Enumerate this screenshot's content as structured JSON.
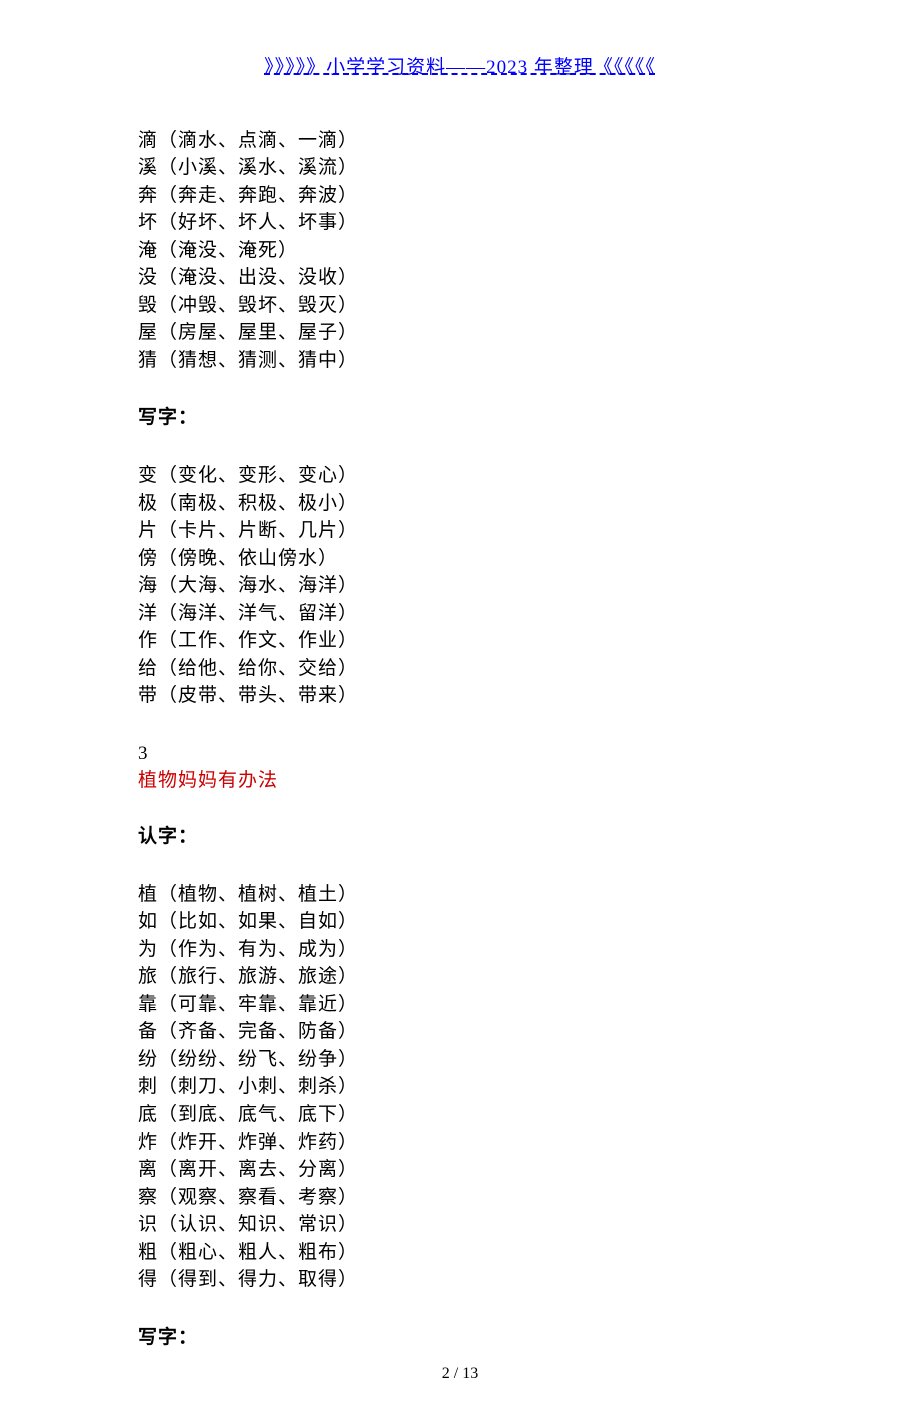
{
  "header": "》》》》》小学学习资料——2023 年整理《《《《《",
  "block1": [
    "滴（滴水、点滴、一滴）",
    "溪（小溪、溪水、溪流）",
    "奔（奔走、奔跑、奔波）",
    "坏（好坏、坏人、坏事）",
    "淹（淹没、淹死）",
    "没（淹没、出没、没收）",
    "毁（冲毁、毁坏、毁灭）",
    "屋（房屋、屋里、屋子）",
    "猜（猜想、猜测、猜中）"
  ],
  "heading_write1": "写字：",
  "block2": [
    "变（变化、变形、变心）",
    "极（南极、积极、极小）",
    "片（卡片、片断、几片）",
    "傍（傍晚、依山傍水）",
    "海（大海、海水、海洋）",
    "洋（海洋、洋气、留洋）",
    "作（工作、作文、作业）",
    "给（给他、给你、交给）",
    "带（皮带、带头、带来）"
  ],
  "lesson_number": "3",
  "lesson_title": "植物妈妈有办法",
  "heading_recognize": "认字：",
  "block3": [
    "植（植物、植树、植土）",
    "如（比如、如果、自如）",
    "为（作为、有为、成为）",
    "旅（旅行、旅游、旅途）",
    "靠（可靠、牢靠、靠近）",
    "备（齐备、完备、防备）",
    "纷（纷纷、纷飞、纷争）",
    "刺（刺刀、小刺、刺杀）",
    "底（到底、底气、底下）",
    "炸（炸开、炸弹、炸药）",
    "离（离开、离去、分离）",
    "察（观察、察看、考察）",
    "识（认识、知识、常识）",
    "粗（粗心、粗人、粗布）",
    "得（得到、得力、取得）"
  ],
  "heading_write2": "写字：",
  "page_number": "2 / 13"
}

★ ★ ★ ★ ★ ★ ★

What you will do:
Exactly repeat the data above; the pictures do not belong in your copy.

Result for this exercise:
Enumerate this screenshot's content as structured JSON.
{
  "header": "》》》》》小学学习资料——2023 年整理《《《《《",
  "block1": [
    "滴（滴水、点滴、一滴）",
    "溪（小溪、溪水、溪流）",
    "奔（奔走、奔跑、奔波）",
    "坏（好坏、坏人、坏事）",
    "淹（淹没、淹死）",
    "没（淹没、出没、没收）",
    "毁（冲毁、毁坏、毁灭）",
    "屋（房屋、屋里、屋子）",
    "猜（猜想、猜测、猜中）"
  ],
  "heading_write1": "写字：",
  "block2": [
    "变（变化、变形、变心）",
    "极（南极、积极、极小）",
    "片（卡片、片断、几片）",
    "傍（傍晚、依山傍水）",
    "海（大海、海水、海洋）",
    "洋（海洋、洋气、留洋）",
    "作（工作、作文、作业）",
    "给（给他、给你、交给）",
    "带（皮带、带头、带来）"
  ],
  "lesson_number": "3",
  "lesson_title": "植物妈妈有办法",
  "heading_recognize": "认字：",
  "block3": [
    "植（植物、植树、植土）",
    "如（比如、如果、自如）",
    "为（作为、有为、成为）",
    "旅（旅行、旅游、旅途）",
    "靠（可靠、牢靠、靠近）",
    "备（齐备、完备、防备）",
    "纷（纷纷、纷飞、纷争）",
    "刺（刺刀、小刺、刺杀）",
    "底（到底、底气、底下）",
    "炸（炸开、炸弹、炸药）",
    "离（离开、离去、分离）",
    "察（观察、察看、考察）",
    "识（认识、知识、常识）",
    "粗（粗心、粗人、粗布）",
    "得（得到、得力、取得）"
  ],
  "heading_write2": "写字：",
  "page_number": "2 / 13"
}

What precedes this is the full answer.